John shakes his head. “It’s a wonderful place you’ve here, Raj. A hut that challenges a saint’s notion of an abode… So naturalistic in its elegance that it’d put the ancient hermits to shame of their dwelling. The best part though is your sense of hospitality.”
“Yes, I wanted this hut built in tune with that of the saints’ abodes. I find my peace in here, John. That matters.” Raj lights a cigarette.
“What bothers me is the repetition of the conflict in the family,” John says.
“A Hindu joint family, John… conflicts are bound to occur in such a setting.” Raj replies. “It happens in every family, one way or the other.”
“Yes, maybe, what’s the resolution?”
“The dent in Vasu’s psyche, aggravated by the feelings of revenge, prompts him to molest his brother-in-law’s daughter, the prospective bride of his son.”
“Damn it! How could he?”
“Ha! He could, because his advances within the family had been tolerated,” Raj responds in a snapping tone. “My fear of prison cells…”
“If I were you, I would’ve ripped him into pieces,” John says.
“You’re not deterred by the hands of fate… or the fear of prisons. My father had no curses to deal with. He contained his fury for the apprehension that I’d interfere and get hauled off into prison for taking a life.”
John thinks for a while and then asks, “Now fill me about the exact details of how you did him in, so that I can capture your real emotions when you committed the murder.”
Gopu stood still holding a knife, its blade painted crimson. Vasu’s body continued to jolt in spasms, and then went limp.
Palm readers have never predicted a life behind the bars for Gopu. “Uncle...I’d no other options but…” Gopu said as my daughter, his bride, cringed towards a corner of the bedroom.
Raj looked at the pool of blood around Vasu’s head, and then at his daughter. “You did the right thing,” Raj said as he wrenched the knife from Gopu’s hands. “‘You had to do it ‘cause I’d never mustered the courage.”
“Get away, Gopu. Don’t ever tell anyone you’d been here,” Raj said. “And, always take care of my daughter.” Gopu walked out, without a second glance.
Was that filament of truth so trivial to be revealed to public scrutiny? Raj thinks as he pours another drink for himself.

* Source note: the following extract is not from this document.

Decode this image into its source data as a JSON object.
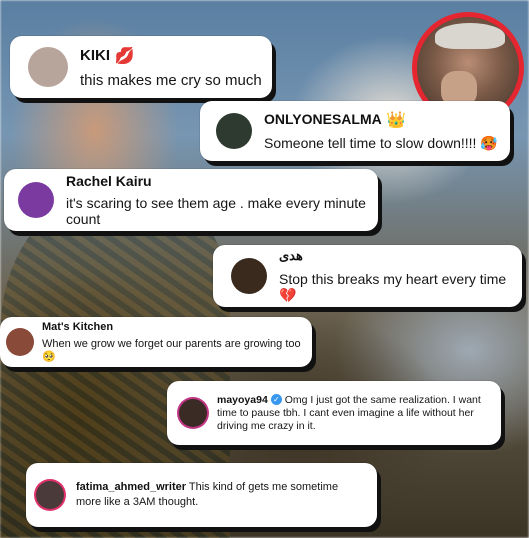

John sits and waits while Raj ponders, pretending to relish the drink, whether the burden of a savory truth should be revealed to public scrutiny.